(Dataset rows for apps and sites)
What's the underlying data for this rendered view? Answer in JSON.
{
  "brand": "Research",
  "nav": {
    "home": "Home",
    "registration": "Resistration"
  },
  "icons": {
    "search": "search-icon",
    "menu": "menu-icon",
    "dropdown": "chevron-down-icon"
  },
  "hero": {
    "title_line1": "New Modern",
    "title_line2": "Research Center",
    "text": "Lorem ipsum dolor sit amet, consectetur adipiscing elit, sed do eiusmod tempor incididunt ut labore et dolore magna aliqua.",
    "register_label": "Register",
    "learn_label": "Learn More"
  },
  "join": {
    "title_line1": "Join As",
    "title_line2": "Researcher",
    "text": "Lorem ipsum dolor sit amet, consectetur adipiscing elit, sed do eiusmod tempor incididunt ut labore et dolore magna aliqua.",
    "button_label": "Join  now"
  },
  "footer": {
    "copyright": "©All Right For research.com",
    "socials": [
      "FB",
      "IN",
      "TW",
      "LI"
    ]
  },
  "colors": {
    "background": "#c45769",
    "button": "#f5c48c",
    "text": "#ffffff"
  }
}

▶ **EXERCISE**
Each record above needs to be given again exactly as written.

▶ **OUTPUT FOR THIS EXERCISE**
What's the underlying data for this rendered view? Answer in JSON.
{
  "brand": "Research",
  "nav": {
    "home": "Home",
    "registration": "Resistration"
  },
  "icons": {
    "search": "search-icon",
    "menu": "menu-icon",
    "dropdown": "chevron-down-icon"
  },
  "hero": {
    "title_line1": "New Modern",
    "title_line2": "Research Center",
    "text": "Lorem ipsum dolor sit amet, consectetur adipiscing elit, sed do eiusmod tempor incididunt ut labore et dolore magna aliqua.",
    "register_label": "Register",
    "learn_label": "Learn More"
  },
  "join": {
    "title_line1": "Join As",
    "title_line2": "Researcher",
    "text": "Lorem ipsum dolor sit amet, consectetur adipiscing elit, sed do eiusmod tempor incididunt ut labore et dolore magna aliqua.",
    "button_label": "Join  now"
  },
  "footer": {
    "copyright": "©All Right For research.com",
    "socials": [
      "FB",
      "IN",
      "TW",
      "LI"
    ]
  },
  "colors": {
    "background": "#c45769",
    "button": "#f5c48c",
    "text": "#ffffff"
  }
}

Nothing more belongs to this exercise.